The convergence or divergence between the U.S. position and the Gulf position calling for a qualitative shift in U.S. stances has to do with seriousness and decisiveness. The Camp David summit may not conclude with a breakthrough in the U.S. position, but something new will take place in Syria whether Obama's policy likes it or not. Indeed, Gulf diplomacy has decided that the Obama administration's refusal to confront Iran over its expansionist ambitions in the region -- citing the priority nature of the nuclear issue -- is a deliberate relief for the leaders of Iran from accountability, if not endorsement and silent blessing for Iranian expansion in Syria and Lebanon.
Regarding Yemen, accord or differences are of a different kind. The Gulf leaders have headed to Camp David carrying the achievements of Decisive Storm, the Arab military operation in Yemen, and of Restoring Hope, if Washington decides to be firm with Tehran over Yemen.
Iran tested the United States on the eve of the Camp David summit, when Iranian Navy Admiral Hossein Azad said that warships have escorted an Iranian ship carrying aid bound for a port in Yemen, and refused to be boarded for inspection, challenging a recent UN Security Council resolution issued under Chapter VII of the UN Charter. The resolution authorizes searching ships bound for ports in Yemen.
Whether it backs down or escalate, Tehran has deliberately tested its opponents to cover its weakness in the Yemeni developments and to provoke Saudi Arabia, which Iran wants to implicate in a quagmire in Yemen. However, the priority for Tehran in the broader strategic relationship is first, the nuclear deal, and what it will produce in terms of upgrading the level of U.S.-Iranian relations. And second, convincing Washington of building a regional security regime replacing the existing regional one between the United States and the six GCC nations. Iran wants to dismantle the GCC, and wants to become the security partner of the United States in the Gulf, replacing the US's Arab partners.
The fate of Iran's regional ambitions will depend on the nuclear deal, which Obama is set to conclude in July. As for the fate of the Gulf's ambitions, this is the responsibility of Gulf leaders and the good performance to negotiate over the entire U.S.-Gulf relationship, from security and defence, to long-term strategic relation with Washington following the expected detente in U.S.-Iranian relations.

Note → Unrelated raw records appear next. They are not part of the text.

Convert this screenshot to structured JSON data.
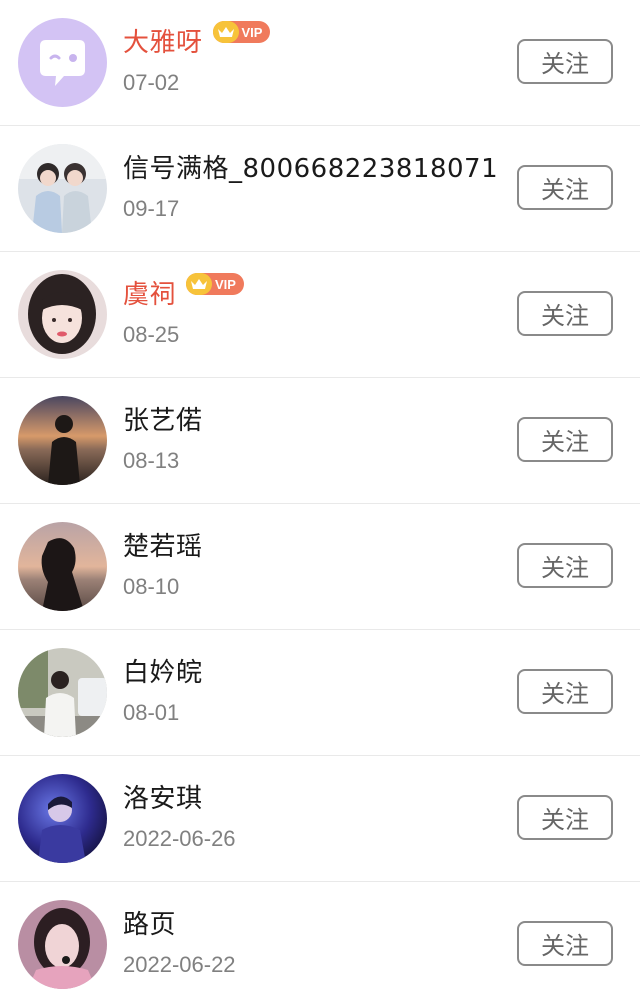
{
  "users": [
    {
      "name": "大雅呀",
      "vip": true,
      "vip_label": "VIP",
      "date": "07-02",
      "button": "关注",
      "avatar_icon": "chat-bubble-face-icon"
    },
    {
      "name": "信号满格_800668223818071",
      "vip": false,
      "date": "09-17",
      "button": "关注",
      "avatar_icon": "couple-photo"
    },
    {
      "name": "虞祠",
      "vip": true,
      "vip_label": "VIP",
      "date": "08-25",
      "button": "关注",
      "avatar_icon": "girl-portrait-photo"
    },
    {
      "name": "张艺偌",
      "vip": false,
      "date": "08-13",
      "button": "关注",
      "avatar_icon": "sunset-silhouette-photo"
    },
    {
      "name": "楚若瑶",
      "vip": false,
      "date": "08-10",
      "button": "关注",
      "avatar_icon": "beach-silhouette-photo"
    },
    {
      "name": "白妗皖",
      "vip": false,
      "date": "08-01",
      "button": "关注",
      "avatar_icon": "street-boy-photo"
    },
    {
      "name": "洛安琪",
      "vip": false,
      "date": "2022-06-26",
      "button": "关注",
      "avatar_icon": "stage-blue-photo"
    },
    {
      "name": "路页",
      "vip": false,
      "date": "2022-06-22",
      "button": "关注",
      "avatar_icon": "singer-pink-photo"
    }
  ],
  "colors": {
    "vip_name": "#e4513d",
    "vip_badge": "#f07a5c",
    "crown": "#f7c33a",
    "date": "#808080",
    "button_border": "#8a8a8a",
    "divider": "#e9e9e9"
  }
}
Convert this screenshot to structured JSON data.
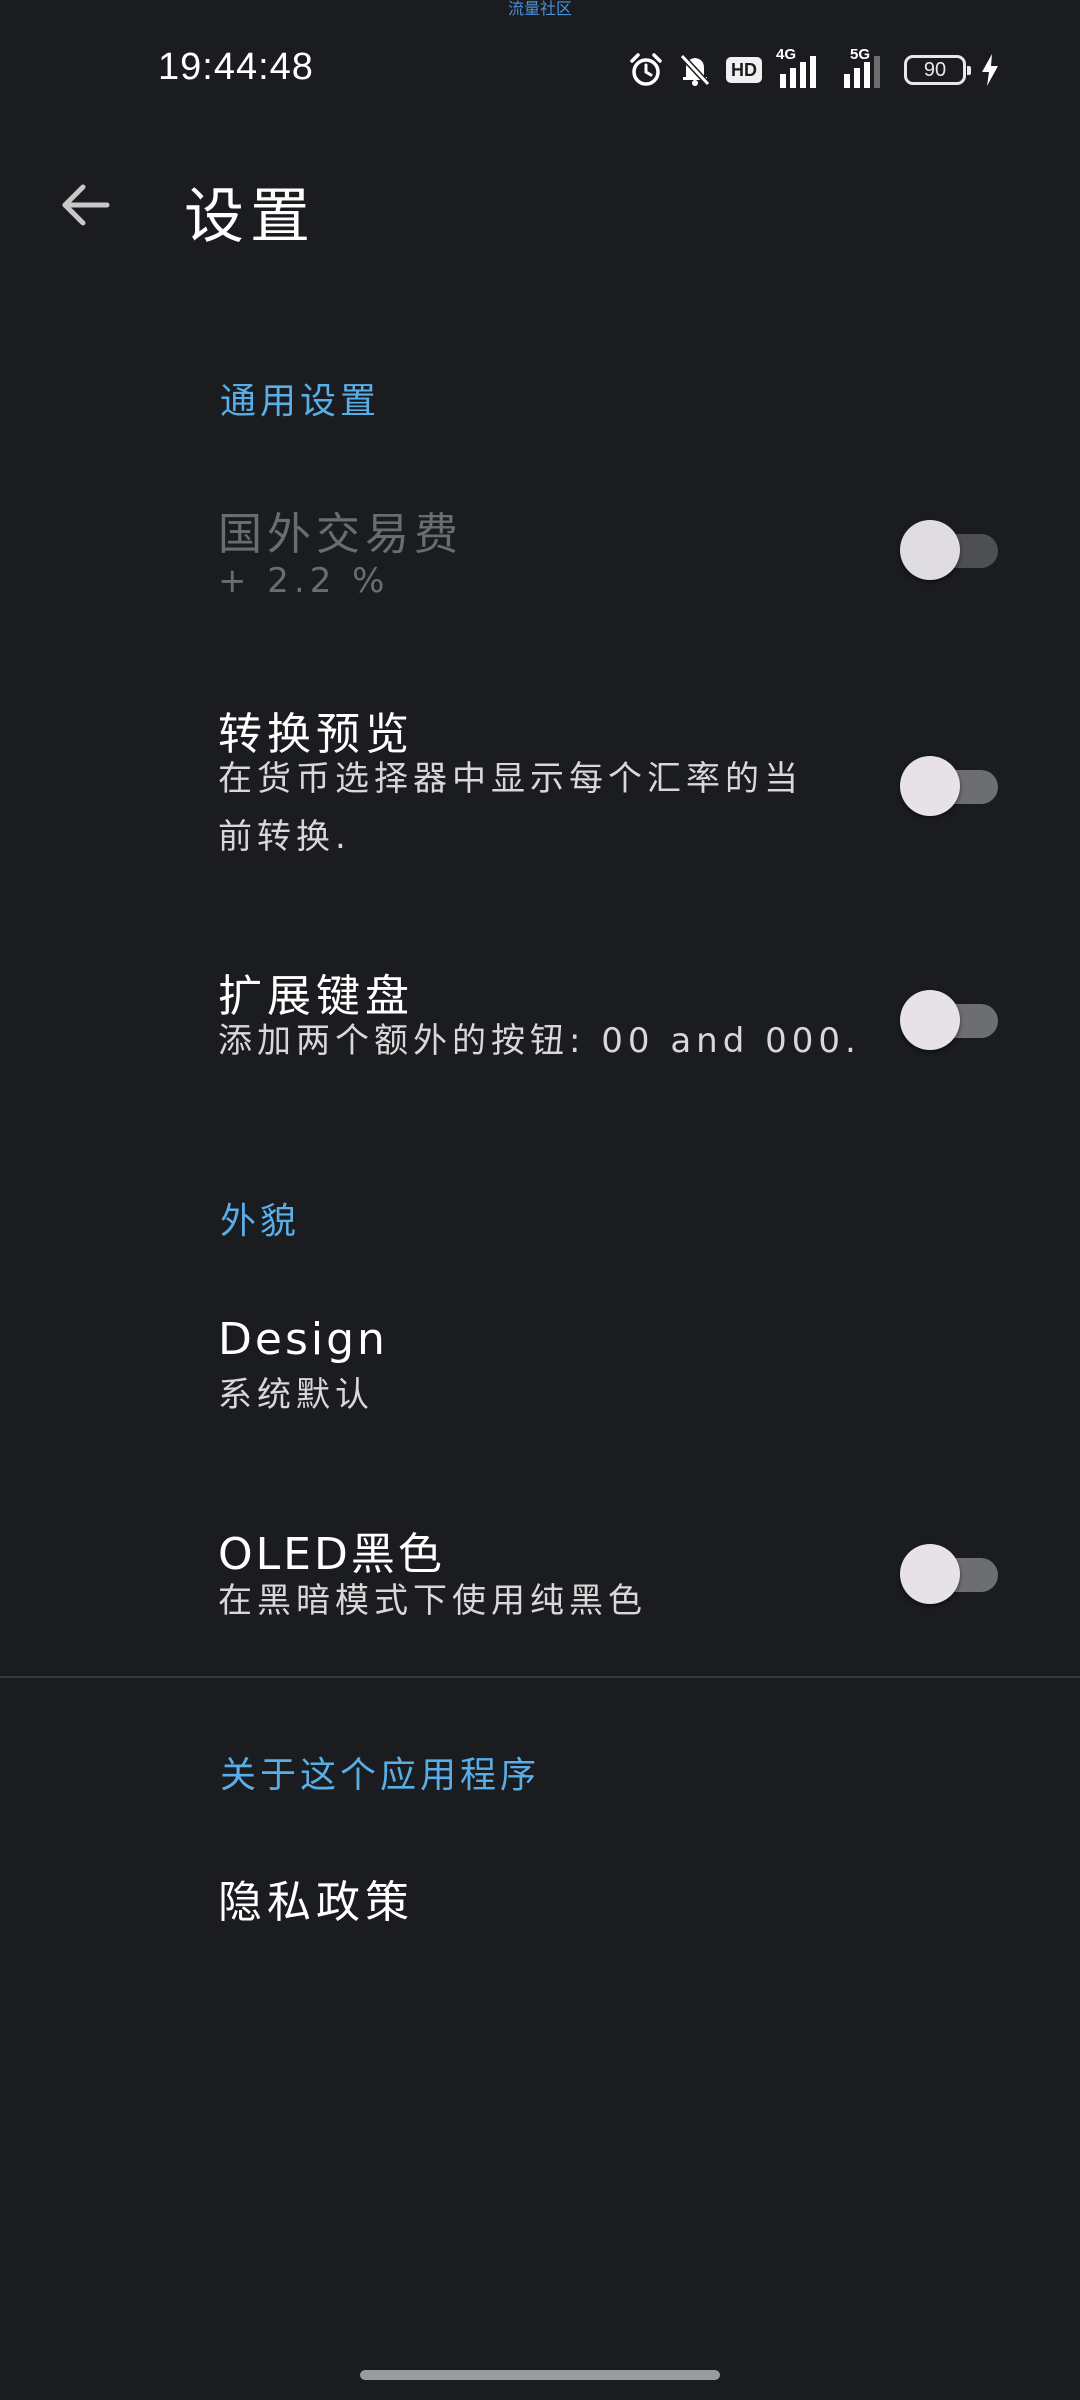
{
  "status_bar": {
    "carrier_text": "流量社区",
    "time": "19:44:48",
    "hd_label": "HD",
    "net1": "4G",
    "net2": "5G",
    "battery_level": "90"
  },
  "app_bar": {
    "title": "设置"
  },
  "sections": {
    "general": {
      "header": "通用设置",
      "foreign_fee": {
        "title": "国外交易费",
        "subtitle": "+ 2.2 %",
        "enabled": false,
        "checked": false
      },
      "conversion_preview": {
        "title": "转换预览",
        "subtitle": "在货币选择器中显示每个汇率的当前转换.",
        "checked": false
      },
      "extended_keyboard": {
        "title": "扩展键盘",
        "subtitle": "添加两个额外的按钮: 00 and 000.",
        "checked": false
      }
    },
    "appearance": {
      "header": "外貌",
      "design": {
        "title": "Design",
        "subtitle": "系统默认"
      },
      "oled": {
        "title": "OLED黑色",
        "subtitle": "在黑暗模式下使用纯黑色",
        "checked": false
      }
    },
    "about": {
      "header": "关于这个应用程序",
      "privacy": {
        "title": "隐私政策"
      }
    }
  },
  "colors": {
    "background": "#1a1c1f",
    "accent": "#5aaee8",
    "text_primary": "#ffffff",
    "text_disabled": "#6a6c70"
  }
}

It is possible for Camp David to be fruitful and bring about a new U.S. decision to let Tehran know that there is no way the United States would bless Iran's regional expansionist ambitions. Rather, the United States must make fateful decisions before signing the nuclear deal is seeking after. In this scenario, the Iranian nuclear deal will mean there will be tight international oversight and even a path to re-imposing sanctions if Tehran seeks to build nuclear weapons. This will be key to a desired relationship between Iran and the Gulf which would take the entire Middle East region closer to coexistence and with a focus on the rights of the Arab and Persian peoples to have a decent life, work opportunities, growth, production, and creativity. Only then can the Camp David summit be described as "historic."
Translated from Arabic by Karim Traboulsi